Schechner earned degrees in physics and the history and philosophy of science from Harvard and Cambridge. Before returning to Harvard’s History of Science Department, Schechner was chief curator at the Adler Planetarium in Chicago, and curated exhibits for the Smithsonian Institution, the American Astronomical Society, and the American Physical Society. Her books include Comets, Popular Culture, and the Birth of Modern Cosmology (1997), Time and Time Again (2014) and Tangible Things: Making History through Objects (2015, with Laurel Thatcher Ulrich, Ivan Gaskell, and Sarah Carter). Recent research has focused on sundials, science, and social change; instruments of glass; colonial astronomy; and workshop practices in America.

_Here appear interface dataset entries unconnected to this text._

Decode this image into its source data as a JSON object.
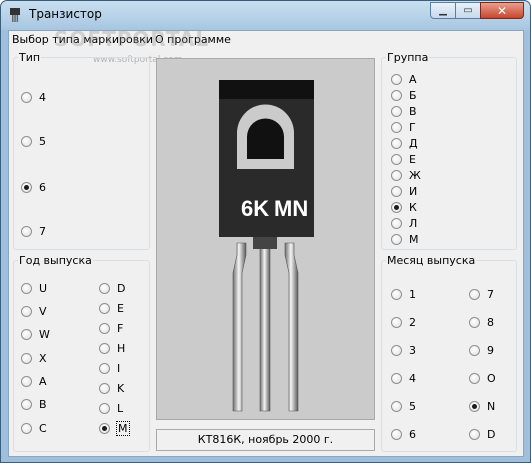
{
  "window": {
    "title": "Транзистор"
  },
  "menu": {
    "items": [
      "Выбор типа маркировки",
      "О программе"
    ]
  },
  "watermark": {
    "text": "SOFTPORTAL",
    "url": "www.softportal.com"
  },
  "type_group": {
    "label": "Тип",
    "options": [
      "4",
      "5",
      "6",
      "7"
    ],
    "selected": "6"
  },
  "group_group": {
    "label": "Группа",
    "options": [
      "А",
      "Б",
      "В",
      "Г",
      "Д",
      "Е",
      "Ж",
      "И",
      "К",
      "Л",
      "М"
    ],
    "selected": "К"
  },
  "year_group": {
    "label": "Год выпуска",
    "col1": [
      "U",
      "V",
      "W",
      "X",
      "A",
      "B",
      "C"
    ],
    "col2": [
      "D",
      "E",
      "F",
      "H",
      "I",
      "K",
      "L",
      "M"
    ],
    "selected": "M"
  },
  "month_group": {
    "label": "Месяц выпуска",
    "col1": [
      "1",
      "2",
      "3",
      "4",
      "5",
      "6"
    ],
    "col2": [
      "7",
      "8",
      "9",
      "O",
      "N",
      "D"
    ],
    "selected": "N"
  },
  "transistor": {
    "mark_left": "6K",
    "mark_right": "MN"
  },
  "status": {
    "text": "КТ816К, ноябрь 2000 г."
  }
}
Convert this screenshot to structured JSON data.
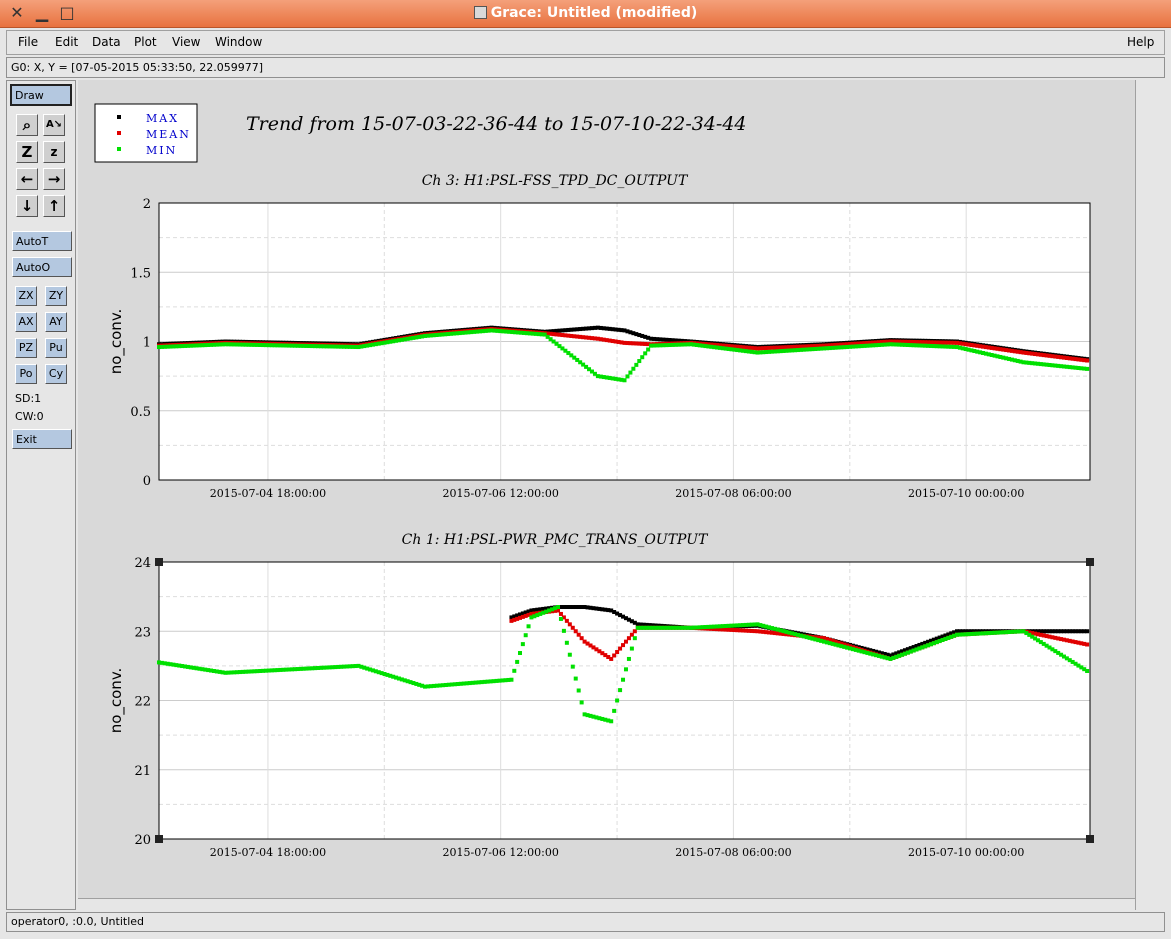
{
  "window": {
    "title": "Grace: Untitled (modified)"
  },
  "menus": [
    "File",
    "Edit",
    "Data",
    "Plot",
    "View",
    "Window"
  ],
  "help_menu": "Help",
  "locator": "G0: X, Y = [07-05-2015 05:33:50, 22.059977]",
  "toolbar": {
    "draw": "Draw",
    "autot": "AutoT",
    "autoo": "AutoO",
    "pair_buttons": [
      [
        "ZX",
        "ZY"
      ],
      [
        "AX",
        "AY"
      ],
      [
        "PZ",
        "Pu"
      ],
      [
        "Po",
        "Cy"
      ]
    ],
    "sd": "SD:1",
    "cw": "CW:0",
    "exit": "Exit"
  },
  "status": "operator0, :0.0, Untitled",
  "figure": {
    "main_title": "Trend from 15-07-03-22-36-44 to 15-07-10-22-34-44",
    "legend": [
      {
        "label": "MAX",
        "color": "#000000"
      },
      {
        "label": "MEAN",
        "color": "#e00000"
      },
      {
        "label": "MIN",
        "color": "#00e000"
      }
    ],
    "legend_text_color": "#0000cc"
  },
  "chart_data": [
    {
      "type": "scatter",
      "title": "Ch 3: H1:PSL-FSS_TPD_DC_OUTPUT",
      "ylabel": "no_conv.",
      "xlabel": "",
      "xlim": [
        "2015-07-03 22:36:44",
        "2015-07-10 22:34:44"
      ],
      "ylim": [
        0,
        2
      ],
      "yticks": [
        "0",
        "0.5",
        "1",
        "1.5",
        "2"
      ],
      "xticks": [
        "2015-07-04 18:00:00",
        "2015-07-06 12:00:00",
        "2015-07-08 06:00:00",
        "2015-07-10 00:00:00"
      ],
      "grid": true,
      "series": [
        {
          "name": "MAX",
          "color": "#000000",
          "x": [
            0,
            0.5,
            1,
            1.5,
            2,
            2.5,
            2.9,
            3.3,
            3.5,
            3.7,
            4,
            4.5,
            5,
            5.5,
            6,
            6.5,
            7
          ],
          "y": [
            0.98,
            1.0,
            0.99,
            0.98,
            1.06,
            1.1,
            1.07,
            1.1,
            1.08,
            1.02,
            1.0,
            0.96,
            0.98,
            1.01,
            1.0,
            0.93,
            0.87
          ]
        },
        {
          "name": "MEAN",
          "color": "#e00000",
          "x": [
            0,
            0.5,
            1,
            1.5,
            2,
            2.5,
            2.9,
            3.3,
            3.5,
            3.7,
            4,
            4.5,
            5,
            5.5,
            6,
            6.5,
            7
          ],
          "y": [
            0.97,
            0.99,
            0.98,
            0.97,
            1.05,
            1.09,
            1.06,
            1.02,
            0.99,
            0.98,
            0.99,
            0.95,
            0.97,
            1.0,
            0.99,
            0.92,
            0.86
          ]
        },
        {
          "name": "MIN",
          "color": "#00e000",
          "x": [
            0,
            0.5,
            1,
            1.5,
            2,
            2.5,
            2.9,
            3.3,
            3.5,
            3.7,
            4,
            4.5,
            5,
            5.5,
            6,
            6.5,
            7
          ],
          "y": [
            0.96,
            0.98,
            0.97,
            0.96,
            1.04,
            1.08,
            1.05,
            0.75,
            0.72,
            0.97,
            0.98,
            0.92,
            0.95,
            0.98,
            0.96,
            0.85,
            0.8
          ]
        }
      ]
    },
    {
      "type": "scatter",
      "title": "Ch 1: H1:PSL-PWR_PMC_TRANS_OUTPUT",
      "ylabel": "no_conv.",
      "xlabel": "",
      "xlim": [
        "2015-07-03 22:36:44",
        "2015-07-10 22:34:44"
      ],
      "ylim": [
        20,
        24
      ],
      "yticks": [
        "20",
        "21",
        "22",
        "23",
        "24"
      ],
      "xticks": [
        "2015-07-04 18:00:00",
        "2015-07-06 12:00:00",
        "2015-07-08 06:00:00",
        "2015-07-10 00:00:00"
      ],
      "grid": true,
      "series": [
        {
          "name": "MAX",
          "color": "#000000",
          "x": [
            2.65,
            2.8,
            3.0,
            3.2,
            3.4,
            3.6,
            4.0,
            4.5,
            5.0,
            5.5,
            6.0,
            6.5,
            7.0
          ],
          "y": [
            23.2,
            23.3,
            23.35,
            23.35,
            23.3,
            23.1,
            23.05,
            23.08,
            22.9,
            22.65,
            23.0,
            23.0,
            23.0
          ]
        },
        {
          "name": "MEAN",
          "color": "#e00000",
          "x": [
            2.65,
            2.8,
            3.0,
            3.2,
            3.4,
            3.6,
            4.0,
            4.5,
            5.0,
            5.5,
            6.0,
            6.5,
            7.0
          ],
          "y": [
            23.15,
            23.25,
            23.3,
            22.85,
            22.6,
            23.05,
            23.05,
            23.0,
            22.9,
            22.6,
            22.95,
            23.0,
            22.8
          ]
        },
        {
          "name": "MIN",
          "color": "#00e000",
          "x": [
            0,
            0.5,
            1,
            1.5,
            2,
            2.65,
            2.8,
            3.0,
            3.2,
            3.4,
            3.6,
            4.0,
            4.5,
            5.0,
            5.5,
            6.0,
            6.5,
            7.0
          ],
          "y": [
            22.55,
            22.4,
            22.45,
            22.5,
            22.2,
            22.3,
            23.2,
            23.35,
            21.8,
            21.7,
            23.05,
            23.05,
            23.1,
            22.85,
            22.6,
            22.95,
            23.0,
            22.4
          ]
        }
      ]
    }
  ]
}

Schechner has served as the Secretary of the Scientific Instrument Commission of the International Union for the History and Philosophy of Science, and the chair of the Historical Astronomy Division of the American Astronomical Society. She has also served on advisory boards for the Center for History of Science of the Royal Swedish Academy of Sciences, the American Astronomical Society, and other organizations.

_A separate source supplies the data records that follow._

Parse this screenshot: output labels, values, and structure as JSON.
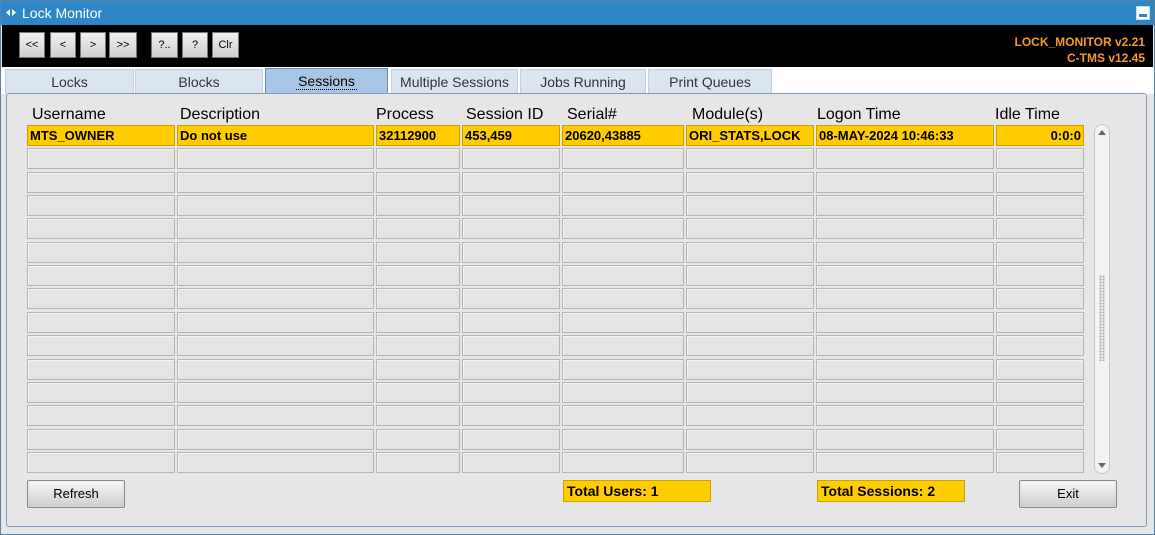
{
  "window": {
    "title": "Lock Monitor"
  },
  "toolbar": {
    "buttons": [
      "<<",
      "<",
      ">",
      ">>",
      "?..",
      "?",
      "Clr"
    ],
    "version_line1": "LOCK_MONITOR v2.21",
    "version_line2": "C-TMS v12.45"
  },
  "tabs": [
    "Locks",
    "Blocks",
    "Sessions",
    "Multiple Sessions",
    "Jobs Running",
    "Print Queues"
  ],
  "active_tab": "Sessions",
  "table": {
    "columns": [
      "Username",
      "Description",
      "Process",
      "Session ID",
      "Serial#",
      "Module(s)",
      "Logon Time",
      "Idle Time"
    ],
    "rows": [
      [
        "MTS_OWNER",
        "Do not use",
        "32112900",
        "453,459",
        "20620,43885",
        "ORI_STATS,LOCK",
        "08-MAY-2024 10:46:33",
        "0:0:0"
      ]
    ],
    "total_rows": 15
  },
  "footer": {
    "refresh_label": "Refresh",
    "exit_label": "Exit",
    "total_users": "Total Users: 1",
    "total_sessions": "Total Sessions: 2"
  },
  "colors": {
    "titlebar": "#2f86c6",
    "highlight": "#ffcc00",
    "version_text": "#f39a2a"
  }
}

She has been deeply engaged in museum education through curated exhibitions and object-based teaching for diverse Harvard courses and programs. She has also devised innovative hands-on activities, including Shoebox Science kits that put replica astronomical instruments into the hands of students in order to teach them cultural history and astronomy. Other projects have included interactive sundials for outdoor learning centers. For the 2004 Transit of Venus, Schechner organized a sunrise festival at Harvard that included observations not only with modern instruments but also with the same telescope used by Professor John Winthrop in 1769, and the Harvard Band performing John Philip Sousa’s Transit of Venus March. In 2013, she was a principal organizer of the Summer Solstice Festival of the Harvard Museums of Science and Culture.

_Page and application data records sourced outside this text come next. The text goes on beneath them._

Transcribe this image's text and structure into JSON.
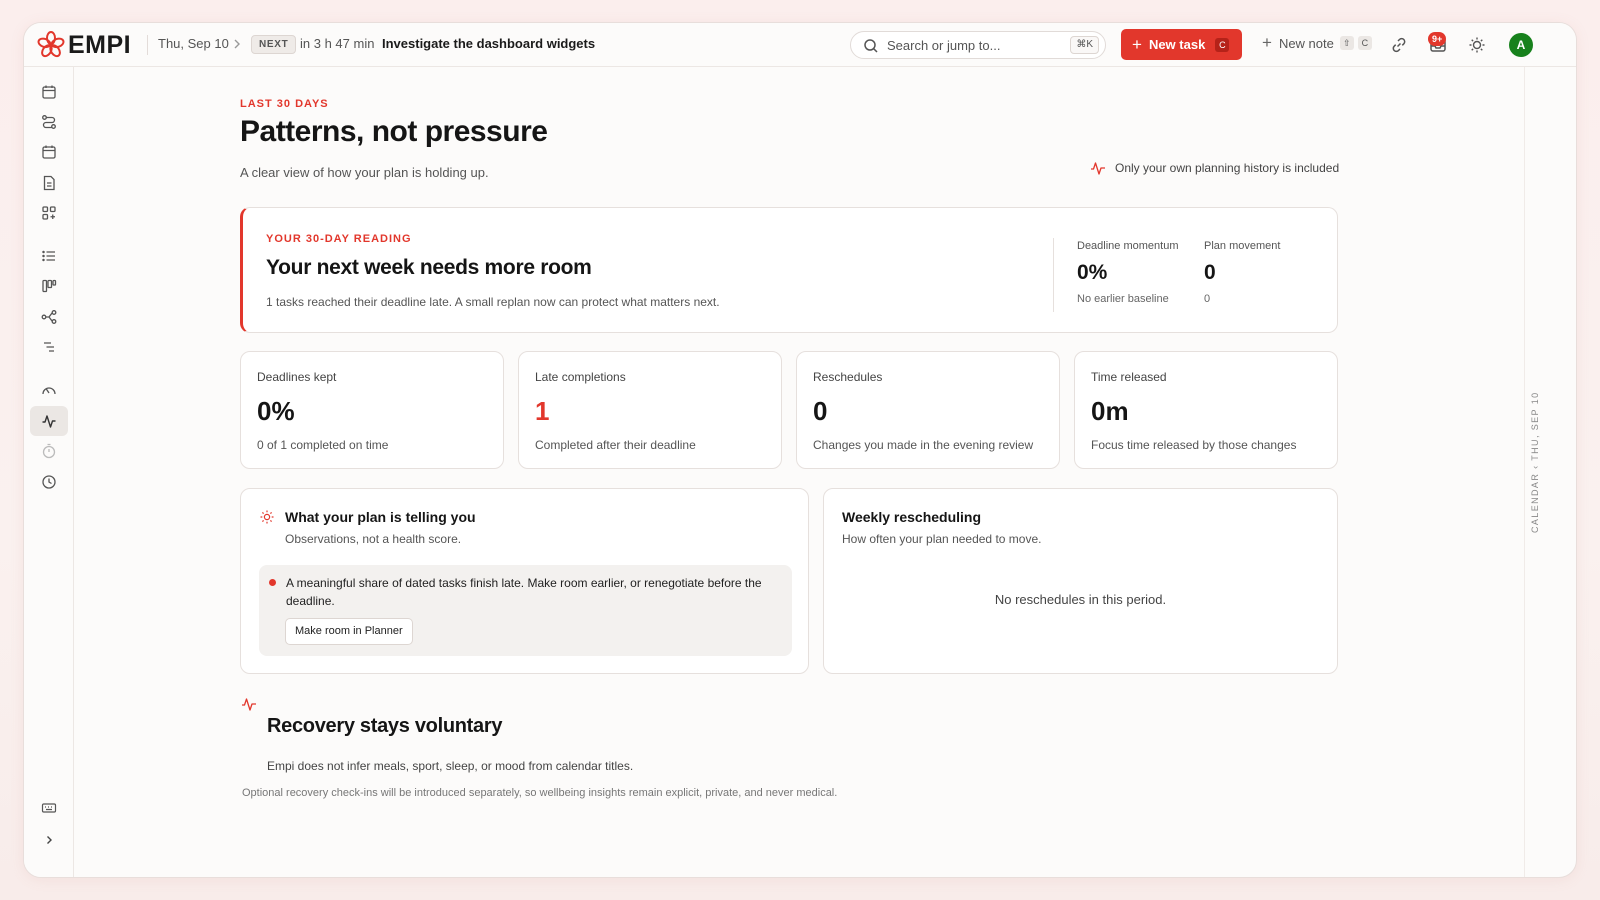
{
  "app": {
    "name": "EMPI",
    "accent": "#e2372c"
  },
  "topbar": {
    "date": "Thu, Sep 10",
    "next_badge": "NEXT",
    "next_in": "in 3 h 47 min",
    "next_title": "Investigate the dashboard widgets",
    "search_placeholder": "Search or jump to...",
    "search_shortcut": "⌘K",
    "new_task_label": "New task",
    "new_task_shortcut": "C",
    "new_note_label": "New note",
    "new_note_shortcut_1": "⇧",
    "new_note_shortcut_2": "C",
    "notifications_count": "9+",
    "avatar_initial": "A"
  },
  "sidebar": {
    "items": [
      {
        "name": "calendar-icon"
      },
      {
        "name": "routes-icon"
      },
      {
        "name": "calendar-alt-icon"
      },
      {
        "name": "document-icon"
      },
      {
        "name": "apps-icon"
      },
      {
        "name": "list-icon"
      },
      {
        "name": "board-icon"
      },
      {
        "name": "flow-icon"
      },
      {
        "name": "outline-icon"
      },
      {
        "name": "gauge-icon"
      },
      {
        "name": "activity-icon"
      },
      {
        "name": "timer-icon"
      },
      {
        "name": "clock-icon"
      },
      {
        "name": "keyboard-icon"
      },
      {
        "name": "chevron-right-icon"
      }
    ],
    "active": "activity-icon"
  },
  "rail": {
    "label": "CALENDAR  ‹  THU, SEP 10"
  },
  "main": {
    "eyebrow": "LAST 30 DAYS",
    "title": "Patterns, not pressure",
    "subtitle": "A clear view of how your plan is holding up.",
    "privacy_note": "Only your own planning history is included",
    "reading": {
      "eyebrow": "YOUR 30-DAY READING",
      "headline": "Your next week needs more room",
      "description": "1 tasks reached their deadline late. A small replan now can protect what matters next.",
      "momentum_label": "Deadline momentum",
      "momentum_value": "0%",
      "momentum_sub": "No earlier baseline",
      "movement_label": "Plan movement",
      "movement_value": "0",
      "movement_sub": "0"
    },
    "stats": [
      {
        "label": "Deadlines kept",
        "value": "0%",
        "sub": "0 of 1 completed on time"
      },
      {
        "label": "Late completions",
        "value": "1",
        "sub": "Completed after their deadline"
      },
      {
        "label": "Reschedules",
        "value": "0",
        "sub": "Changes you made in the evening review"
      },
      {
        "label": "Time released",
        "value": "0m",
        "sub": "Focus time released by those changes"
      }
    ],
    "insight": {
      "title": "What your plan is telling you",
      "subtitle": "Observations, not a health score.",
      "message": "A meaningful share of dated tasks finish late. Make room earlier, or renegotiate before the deadline.",
      "button": "Make room in Planner"
    },
    "weekly": {
      "title": "Weekly rescheduling",
      "subtitle": "How often your plan needed to move.",
      "empty": "No reschedules in this period."
    },
    "recovery": {
      "title": "Recovery stays voluntary",
      "description": "Empi does not infer meals, sport, sleep, or mood from calendar titles.",
      "note": "Optional recovery check-ins will be introduced separately, so wellbeing insights remain explicit, private, and never medical."
    }
  }
}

Schechner's work has earned her many awards. In 2018, the American Astronomical Society presented her with the LeRoy E. Doggett Prize for Historical Astronomy. Awarded biennially to an individual who has significantly influenced the field of history of astronomy through a career-long effort, it is the most prestigious prize internationally in the discipline. Schechner was the first woman to receive this award. In addition, Schechner's innovative teaching in and outside of museums and academia was recognized by the prestigious Joseph H. Hazen Education Prize of the History of Science Society in 2008. Her exhibition, Time, Life, & Matter: Science in Cambridge, on permanent display in the Putnam Gallery of Harvard’s Science Center, took First Place in the 2007 International Design Awards competition, and Body of Knowledge: A History of Anatomy (in 3 Parts) received the British Society for the History of Science's 2014 Great Exhibitions Award.
In her spare time, Schechner is a recognized quilt artist and enjoys Scottish country dancing. She lives in a historic house in West Newton that is on the National Register and has an archaeological site in her back yard.